Jon Cooper ready for first full season as Lightning coach
Taking over as Lightning coach late last season means less of an adjustment this season for Jon Cooper.
By ANDREW ASTLEFORDFS Florida
TAMPA, Fla. -- There was fitting background noise when winger Ryan Malone spoke about new starts in a crowded hallway. The
Tampa Bay Lightning veteran shared optimism for the first full season under coach Jon Cooper, but on the other side of a wall deep in Tampa Bay Times Forum, workers hammered away on thin pieces of sheet metal.
Malone tried to speak through the racket. But the irritating noise carried, muffling his voice in the process. He paused, asked someone what the heck was going on, and then finished his thought.
"Can you hear me?" Malone said.
Most would call what is happening with the Lightning a rebuilding job. Players reported to training camp Wednesday, the first step in moving past a bizarre 2012-13 lockout-shortened campaign that included Guy Boucher's firing as coach, Cooper's hiring, winger Martin St. Louis and center Steven Stamkos closing as the NHL's top-two points earners while Tampa Bay finished with 40 points (third-fewest in the league) and missed the playoffs for the fifth time in six years.
Cooper disagrees with the reconstruction label. To him, perspective is relative: If a team finishes in the top half of the standings, it's reloading; rebuilding suggests a negative connotation, a franchise searching to find its way. Clearly, he believes in his vision.
"It all kind of means the same thing," Cooper said. "Everybody has got the same common goal. I can't sit here and say we're rebuilding. We've kind of built from the ground up."
The Lightning, through Cooper, will have a chance to prove as much. They closed 5-8-3 under him during a disappointing 18-26-4 season. Their postseason hopes were all but lost by the time he arrived from the AHL's Syracuse Crunch last March.
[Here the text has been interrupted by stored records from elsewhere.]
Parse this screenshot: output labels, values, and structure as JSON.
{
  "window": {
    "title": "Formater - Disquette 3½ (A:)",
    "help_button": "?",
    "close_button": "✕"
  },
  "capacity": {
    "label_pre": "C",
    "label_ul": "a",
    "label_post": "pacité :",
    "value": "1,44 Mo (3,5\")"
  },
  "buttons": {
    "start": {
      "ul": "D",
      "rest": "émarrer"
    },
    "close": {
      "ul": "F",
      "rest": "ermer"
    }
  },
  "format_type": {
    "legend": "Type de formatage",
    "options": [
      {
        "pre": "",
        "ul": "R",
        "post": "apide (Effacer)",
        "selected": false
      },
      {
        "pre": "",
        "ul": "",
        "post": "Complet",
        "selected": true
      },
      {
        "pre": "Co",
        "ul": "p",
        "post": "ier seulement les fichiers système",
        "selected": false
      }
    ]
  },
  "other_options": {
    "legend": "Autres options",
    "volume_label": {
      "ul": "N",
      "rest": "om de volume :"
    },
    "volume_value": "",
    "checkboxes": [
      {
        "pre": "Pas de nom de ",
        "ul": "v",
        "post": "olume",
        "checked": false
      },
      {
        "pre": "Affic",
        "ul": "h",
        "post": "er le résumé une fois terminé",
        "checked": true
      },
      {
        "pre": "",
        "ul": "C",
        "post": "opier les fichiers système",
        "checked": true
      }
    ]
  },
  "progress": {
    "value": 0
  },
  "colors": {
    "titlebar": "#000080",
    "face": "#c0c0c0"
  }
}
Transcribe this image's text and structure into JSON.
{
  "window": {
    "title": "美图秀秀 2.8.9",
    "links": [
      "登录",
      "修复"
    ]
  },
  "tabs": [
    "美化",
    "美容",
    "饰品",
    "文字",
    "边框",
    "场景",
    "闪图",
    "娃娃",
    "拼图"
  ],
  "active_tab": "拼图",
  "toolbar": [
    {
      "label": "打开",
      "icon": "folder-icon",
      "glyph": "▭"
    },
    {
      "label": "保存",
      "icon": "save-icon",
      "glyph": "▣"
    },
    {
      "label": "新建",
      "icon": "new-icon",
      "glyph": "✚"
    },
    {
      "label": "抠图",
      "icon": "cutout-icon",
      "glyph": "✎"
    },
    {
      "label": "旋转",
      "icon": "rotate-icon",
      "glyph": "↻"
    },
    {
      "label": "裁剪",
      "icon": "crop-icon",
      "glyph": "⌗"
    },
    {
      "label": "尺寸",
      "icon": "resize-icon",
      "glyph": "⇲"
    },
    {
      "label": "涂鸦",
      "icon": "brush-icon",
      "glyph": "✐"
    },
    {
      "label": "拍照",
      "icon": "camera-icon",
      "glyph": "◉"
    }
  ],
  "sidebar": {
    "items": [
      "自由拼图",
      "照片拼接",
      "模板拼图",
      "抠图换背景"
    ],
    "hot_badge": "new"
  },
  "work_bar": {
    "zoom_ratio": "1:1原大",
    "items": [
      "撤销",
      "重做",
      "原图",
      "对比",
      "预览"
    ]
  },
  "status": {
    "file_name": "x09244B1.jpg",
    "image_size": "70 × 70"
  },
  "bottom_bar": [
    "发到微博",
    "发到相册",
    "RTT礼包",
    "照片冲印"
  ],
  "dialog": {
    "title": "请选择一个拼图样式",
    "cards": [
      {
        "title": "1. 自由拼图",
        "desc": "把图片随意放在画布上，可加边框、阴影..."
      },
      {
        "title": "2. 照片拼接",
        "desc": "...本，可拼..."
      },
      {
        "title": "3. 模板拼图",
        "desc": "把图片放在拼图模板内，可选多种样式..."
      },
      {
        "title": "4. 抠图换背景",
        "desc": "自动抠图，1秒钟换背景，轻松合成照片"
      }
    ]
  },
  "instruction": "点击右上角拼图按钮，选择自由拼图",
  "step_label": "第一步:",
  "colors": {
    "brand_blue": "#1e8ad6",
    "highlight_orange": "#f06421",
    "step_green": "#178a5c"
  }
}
His work late last season was a trial run, a head start, on gaining comfort for a year when Tampa Bay will face a steep task in an Atlantic Division that includes five returning playoff teams: the Boston Bruins, Toronto Maple Leafs, Ottawa Senators, Montreal Canadiens and Detroit Red Wings. The Lightning have tried to become faster and younger. Perhaps as many as nine players who appeared in Syracuse last season will compete for up to four open jobs among the top 12 forward spots.
Expect newcomers such as winger Geoff Walker, a free-agent signee, and winger Jonathan Drouin, the third overall pick in the NHL entry draft in June, to work to make an impact too.
"I think last year was a little bit of an odd year, obviously, with the lockout and the abbreviated training camp and the 48-game schedule," Stamkos said. "It was a little wacky for everyone. It's nice to come to camp this year knowing you have a couple weeks, you have exhibition games, you know you're going to be prepared to start the season. I think that's going to work in our favor, and obviously having Coop last year for the last couple games, it helps with knowing what to expect when he's talking about systems or how he wants certain guys to play."
The experience late last season included a learning curve for the coach as well. One part of Cooper's introduction involved grasping the NHL's landscape and his tasks within it: The travel, the media responsibilities, the daily operations that come with life behind the bench. The second part, the relationship building with players, was more intimate and could pay dividends in future months.
He considers himself better for having the acclimation process behind him. He predicts it would have taken him until November to move beyond the handshakes, the first-time sensations, had he arrived for this training camp without background knowledge already gained.
"Moving in," Cooper said, "I have a much better grasp on the team."
How much will it help? That will be learned once Tampa Bay begins the regular season on a three-game road trip against the Bruins (Oct. 3), Chicago Blackhawks (Oct. 5) and Buffalo Sabres (Oct. 8).
This is a team with many questions that will test Cooper and push him to evolve. How will they be without Vincent Lecavalier for the first time since the respected center joined the league in 1998? Will the defensive weaknesses so often present last spring be fixed? Will they capitalize on what should be another big offensive year for Stamkos and St. Louis? Will the new, young faces produce consistently? If so, how soon?
"The players, in the … games (last season) didn't see the real Jon Cooper," said Steve Yzerman, the Lightning's vice president and general manager. "I think we have enough time to practice, put a lot of the things he wants to do into effect."
"It's not new anymore," St. Louis said of Cooper. "He knows most of the guys and had a chance to get a feel for it. This year, it's his first training camp. He's more ready for what's ahead."
So are the returning names. The comfort runs both ways.
"We kind of know what he's going to bring and what he wants from us," Malone said. "I think that's the important thing. It's our job to be prepared and be ready."
Some would call this Lightning season a rebuilding job. For Cooper, it's the first full, true look at what he can be as an NHL coach, the introductions behind him and a chance to prove himself ahead.